Goal of the exercise
In the data that follows, every line containing the word "Publicerad" should be returned.

<<<<

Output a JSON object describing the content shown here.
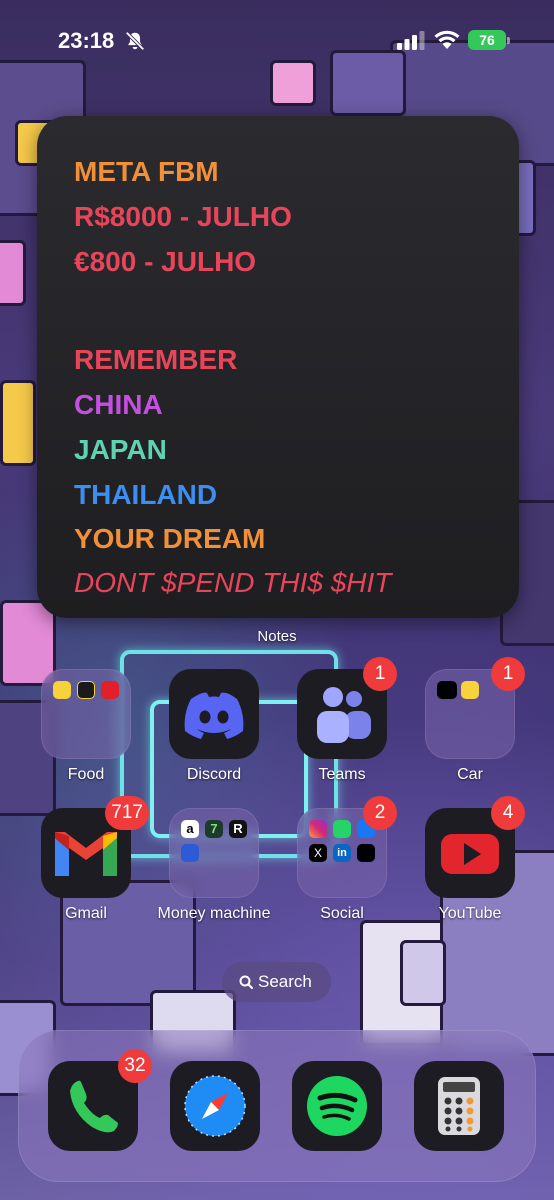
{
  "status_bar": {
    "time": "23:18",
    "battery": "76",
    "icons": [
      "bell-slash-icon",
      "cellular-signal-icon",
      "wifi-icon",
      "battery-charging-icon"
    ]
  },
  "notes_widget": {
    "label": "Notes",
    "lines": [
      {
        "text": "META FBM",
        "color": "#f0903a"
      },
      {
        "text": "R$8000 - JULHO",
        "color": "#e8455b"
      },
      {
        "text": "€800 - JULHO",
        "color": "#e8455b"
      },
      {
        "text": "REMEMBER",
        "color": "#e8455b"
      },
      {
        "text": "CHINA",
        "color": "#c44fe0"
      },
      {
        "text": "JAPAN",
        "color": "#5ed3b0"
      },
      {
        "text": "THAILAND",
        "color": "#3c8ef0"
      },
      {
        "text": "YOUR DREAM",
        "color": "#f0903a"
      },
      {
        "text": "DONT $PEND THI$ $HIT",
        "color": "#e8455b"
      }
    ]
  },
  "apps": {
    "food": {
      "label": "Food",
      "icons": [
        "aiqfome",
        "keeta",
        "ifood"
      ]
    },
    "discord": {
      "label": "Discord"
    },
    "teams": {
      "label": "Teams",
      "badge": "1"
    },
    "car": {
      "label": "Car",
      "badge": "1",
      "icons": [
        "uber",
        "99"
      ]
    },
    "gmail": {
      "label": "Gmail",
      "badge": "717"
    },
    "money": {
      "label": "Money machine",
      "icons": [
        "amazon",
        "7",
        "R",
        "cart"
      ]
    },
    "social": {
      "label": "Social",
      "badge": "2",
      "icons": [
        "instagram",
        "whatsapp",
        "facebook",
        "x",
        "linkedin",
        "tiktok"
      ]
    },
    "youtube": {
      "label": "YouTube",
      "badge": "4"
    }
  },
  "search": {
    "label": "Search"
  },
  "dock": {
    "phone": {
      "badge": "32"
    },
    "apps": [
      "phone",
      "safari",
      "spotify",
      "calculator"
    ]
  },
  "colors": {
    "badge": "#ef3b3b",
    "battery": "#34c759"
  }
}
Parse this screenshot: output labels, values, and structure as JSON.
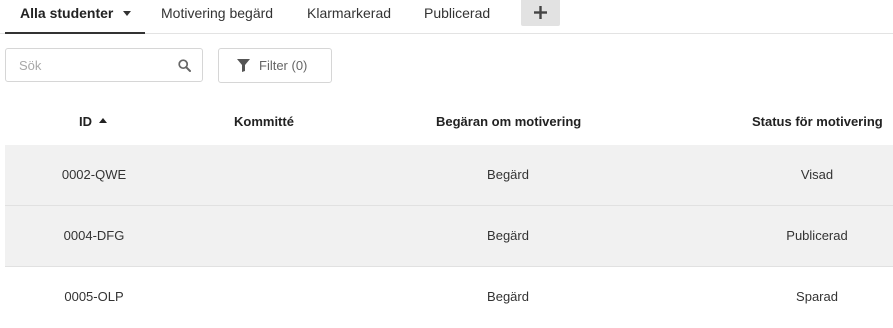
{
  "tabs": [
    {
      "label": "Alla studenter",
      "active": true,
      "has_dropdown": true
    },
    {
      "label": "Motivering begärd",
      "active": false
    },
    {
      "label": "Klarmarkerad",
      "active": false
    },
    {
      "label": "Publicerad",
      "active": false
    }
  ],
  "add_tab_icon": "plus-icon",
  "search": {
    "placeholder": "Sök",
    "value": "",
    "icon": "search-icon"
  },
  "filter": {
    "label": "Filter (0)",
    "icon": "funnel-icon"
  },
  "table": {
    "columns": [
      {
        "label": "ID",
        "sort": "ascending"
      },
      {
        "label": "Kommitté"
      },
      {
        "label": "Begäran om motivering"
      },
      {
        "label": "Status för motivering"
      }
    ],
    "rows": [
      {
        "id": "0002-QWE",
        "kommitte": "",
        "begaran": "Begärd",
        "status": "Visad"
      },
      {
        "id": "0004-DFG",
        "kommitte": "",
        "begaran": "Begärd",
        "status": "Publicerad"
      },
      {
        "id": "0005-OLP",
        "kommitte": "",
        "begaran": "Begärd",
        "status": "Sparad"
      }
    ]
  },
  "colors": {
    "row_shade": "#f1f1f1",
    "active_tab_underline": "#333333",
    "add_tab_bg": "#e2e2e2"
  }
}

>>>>

Response to this task
      "label": "Publicerad",
        "status": "Publicerad"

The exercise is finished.